    Text.Length gets the number of characters in the TextBox.  GetLineFromCharIndex gets the number of lines of text in the Textbox (this catches lines created by both carriage returns as well as wrapped lines).  Margin is simply the space between the usable area of the textbox and its outer edges.  I call MeasureText on a space to calculate the height of the font, multiply it by the number of lines, add the Margin and a 2 pixel fudge factor and it works beautifully.

    Wednesday, May 10, 2006 4:32 PM

All replies

  • Whoop, nevemind, I figured it out.  TextRenderer.MeasureText does the trick.   Here's code if anyone is interested:

    void DetailRowTextBox_TextChanged(object sender, EventArgs e)

    {

    Font tempFont = ((CitationManagerMain)(this.TopLevelControl)).DetailFont as Font;

    int textLength = ((TextBox)(sender)).Text.Length;

    int textLines = ((TextBox)(sender)).GetLineFromCharIndex(textLength) + 1;

    int Margin = ((TextBox)(sender)).Bounds.Height - ((TextBox)(sender)).ClientSize.Height;

    ((TextBox)(sender)).Height = (TextRenderer.MeasureText(" ", tempFont).Height * textLines)

    + Margin + 2;

    }

    Text.Length gets the number of characters in the TextBox.  GetLineFromCharIndex gets the number of lines of text in the Textbox (this catches lines created by both carriage returns as well as wrapped lines).  Margin is simply the space between the usable area of the textbox and its outer edges.  I call MeasureText on a space to calculate the height of the font, multiply it by the number of lines, add the Margin and a 2 pixel fudge factor and it works beautifully.

    Wednesday, May 10, 2006 4:32 PM
  • Hi Den,

    Your solution is really a great one! But I don't understand C properly. Will you please give me a vb version of this code?

    Regards!

    Kapalic

    Wednesday, February 28, 2007 3:05 PM
  • Have you tried the PreferredHeight property of the textbox?

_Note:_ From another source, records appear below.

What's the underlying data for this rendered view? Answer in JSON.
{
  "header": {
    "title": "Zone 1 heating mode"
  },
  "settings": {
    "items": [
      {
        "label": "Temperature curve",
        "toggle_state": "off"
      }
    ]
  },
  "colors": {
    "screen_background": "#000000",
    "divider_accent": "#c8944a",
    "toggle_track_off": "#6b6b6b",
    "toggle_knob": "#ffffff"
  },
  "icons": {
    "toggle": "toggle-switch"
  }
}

    http://msdn2.microsoft.com/en-us/library/system.windows.forms.textboxbase.preferredheight.aspx

     

    Monday, March 12, 2007 3:46 PM